The Santa Barbara County residents who went to the polls Tuesday managed to beat the predicted voter turnout for the county in California’s primary election.
Of the 188,432 registered voters in Santa Barbara County, 45.9 percent cast their ballots in this election. The statewide turnout, however, was considerably lower; as of 3:31 a.m. Wednesday, with 20,748 of California’s 21,796 precincts reporting, votes had been counted for just 37 percent of registered voters. Polling places serving UCSB and Isla Vista reported a total of 3,072 ballots cast.
All but one of Santa Barbara’s 355 precincts had submitted their results by about 10 p.m.; a problem in a Santa Maria precinct delayed the vote count there for another half hour. The totals for the county also included over 35,000 absentee votes that were collected prior to the election. Joe Holland, the Santa Barbara County clerk-recorder-assessor, said poll workers would most likely be counting late-arriving absentee ballots for another week or more.
Holland said the final turnout for the county was 3 percent higher than the figure forecasted by the California Secretary of State’s office. He said that although it was higher than the 36 percent turnout in the election two years ago, he was not completely satisfied with the improvement.

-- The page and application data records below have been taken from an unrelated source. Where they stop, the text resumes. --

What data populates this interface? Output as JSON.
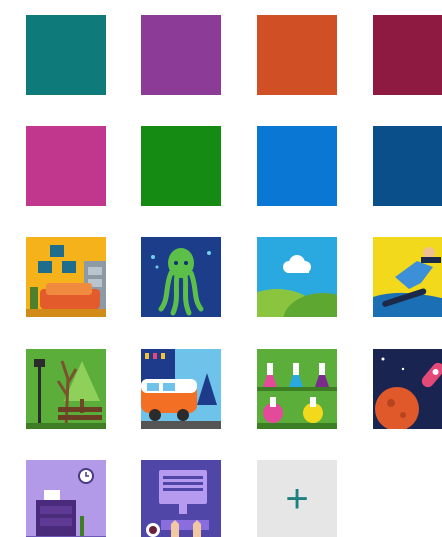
{
  "swatches": [
    {
      "color": "#0e7a7a",
      "selected": true
    },
    {
      "color": "#8c3b97"
    },
    {
      "color": "#d04f24"
    },
    {
      "color": "#8e1a42"
    },
    {
      "color": "#c2378e"
    },
    {
      "color": "#168b13"
    },
    {
      "color": "#0a77d4"
    },
    {
      "color": "#0b4f8a"
    }
  ],
  "pictures": [
    {
      "icon": "living-room-icon"
    },
    {
      "icon": "octopus-icon"
    },
    {
      "icon": "cloud-hills-icon"
    },
    {
      "icon": "snowboarder-icon"
    },
    {
      "icon": "park-bench-icon"
    },
    {
      "icon": "bus-city-icon"
    },
    {
      "icon": "lab-flasks-icon"
    },
    {
      "icon": "space-rocket-icon"
    },
    {
      "icon": "desk-clock-icon"
    },
    {
      "icon": "computer-typing-icon"
    }
  ],
  "add_tile": {
    "glyph": "+",
    "background": "#e6e6e6",
    "glyph_color": "#1e7f7f"
  }
}
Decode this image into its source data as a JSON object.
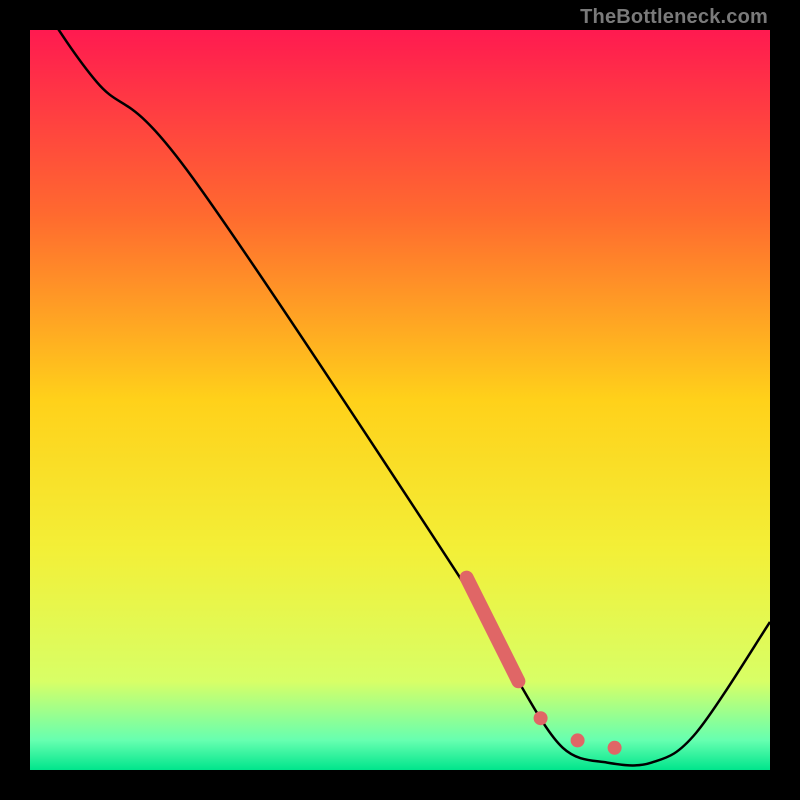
{
  "watermark": "TheBottleneck.com",
  "chart_data": {
    "type": "line",
    "title": "",
    "xlabel": "",
    "ylabel": "",
    "xlim": [
      0,
      100
    ],
    "ylim": [
      0,
      100
    ],
    "gradient_stops": [
      {
        "offset": 0,
        "color": "#ff1a50"
      },
      {
        "offset": 25,
        "color": "#ff6a2f"
      },
      {
        "offset": 50,
        "color": "#ffd11a"
      },
      {
        "offset": 70,
        "color": "#f3ef37"
      },
      {
        "offset": 88,
        "color": "#d8ff66"
      },
      {
        "offset": 96,
        "color": "#66ffb0"
      },
      {
        "offset": 100,
        "color": "#00e58c"
      }
    ],
    "series": [
      {
        "name": "curve",
        "color": "#000000",
        "points": [
          {
            "x": 0,
            "y": 106
          },
          {
            "x": 9,
            "y": 93
          },
          {
            "x": 22,
            "y": 80
          },
          {
            "x": 62,
            "y": 20
          },
          {
            "x": 66,
            "y": 12
          },
          {
            "x": 72,
            "y": 3
          },
          {
            "x": 78,
            "y": 1
          },
          {
            "x": 84,
            "y": 1
          },
          {
            "x": 90,
            "y": 5
          },
          {
            "x": 100,
            "y": 20
          }
        ]
      }
    ],
    "highlight_segment": {
      "color": "#e06666",
      "points": [
        {
          "x": 59,
          "y": 26
        },
        {
          "x": 66,
          "y": 12
        }
      ]
    },
    "highlight_dots": {
      "color": "#e06666",
      "radius": 7,
      "points": [
        {
          "x": 69,
          "y": 7
        },
        {
          "x": 74,
          "y": 4
        },
        {
          "x": 79,
          "y": 3
        }
      ]
    }
  }
}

“It’s less than I would have liked, but the people who did vote got their voices heard,” Holland said.
Linda Phillips was an inspector at the polls at Francisco Torres Residence Hall, one of several voting locations in Isla Vista. Inspectors, she said, are workers who are assigned to oversee voting efforts for a certain precinct or precincts. Phillips said she was not particularly impressed by the 600 people that had voted at FT by 6:15 p.m., but that she had nothing to compare the number to.
“It’s not a huge turnout, but I don’t know if it’s any higher or lower than usual,” Phillips said.
However, junior film studies major Mike Hood said he thought the line of people waiting to vote at FT was much longer than it had been in previous years.
“I’ve been voting here for three years,” Hood said. “It seems like a lot bigger turnout than any of the other years.”
Hood said he suspected that the Democratic primary and 3rd District supervisor race were partially responsible for the increased number of voters.
“I live in a house of eight people, and they are all voting in this election,” Hood said. “Everyone seems really interested in the primaries and the supervisor race.”
Alex Small, an inspector who oversaw polling at the Korean Methodist Church on Camino del Sur, said the turnout for the two precincts represented at the church was unusually large.
“One of the two precincts got close to 50 percent,” Small said. “Most of the day was pretty intense.”
At the University Religious Center on Camino Pescadero, inspector Marc Chytilo said he was pleased with this election’s turnout but that it was not exactly record-breaking.
“It’s slightly above the expectations for our precinct,” Chytilo said. “There was a continuous stream of people coming in at some points, but we never had a line out the door.”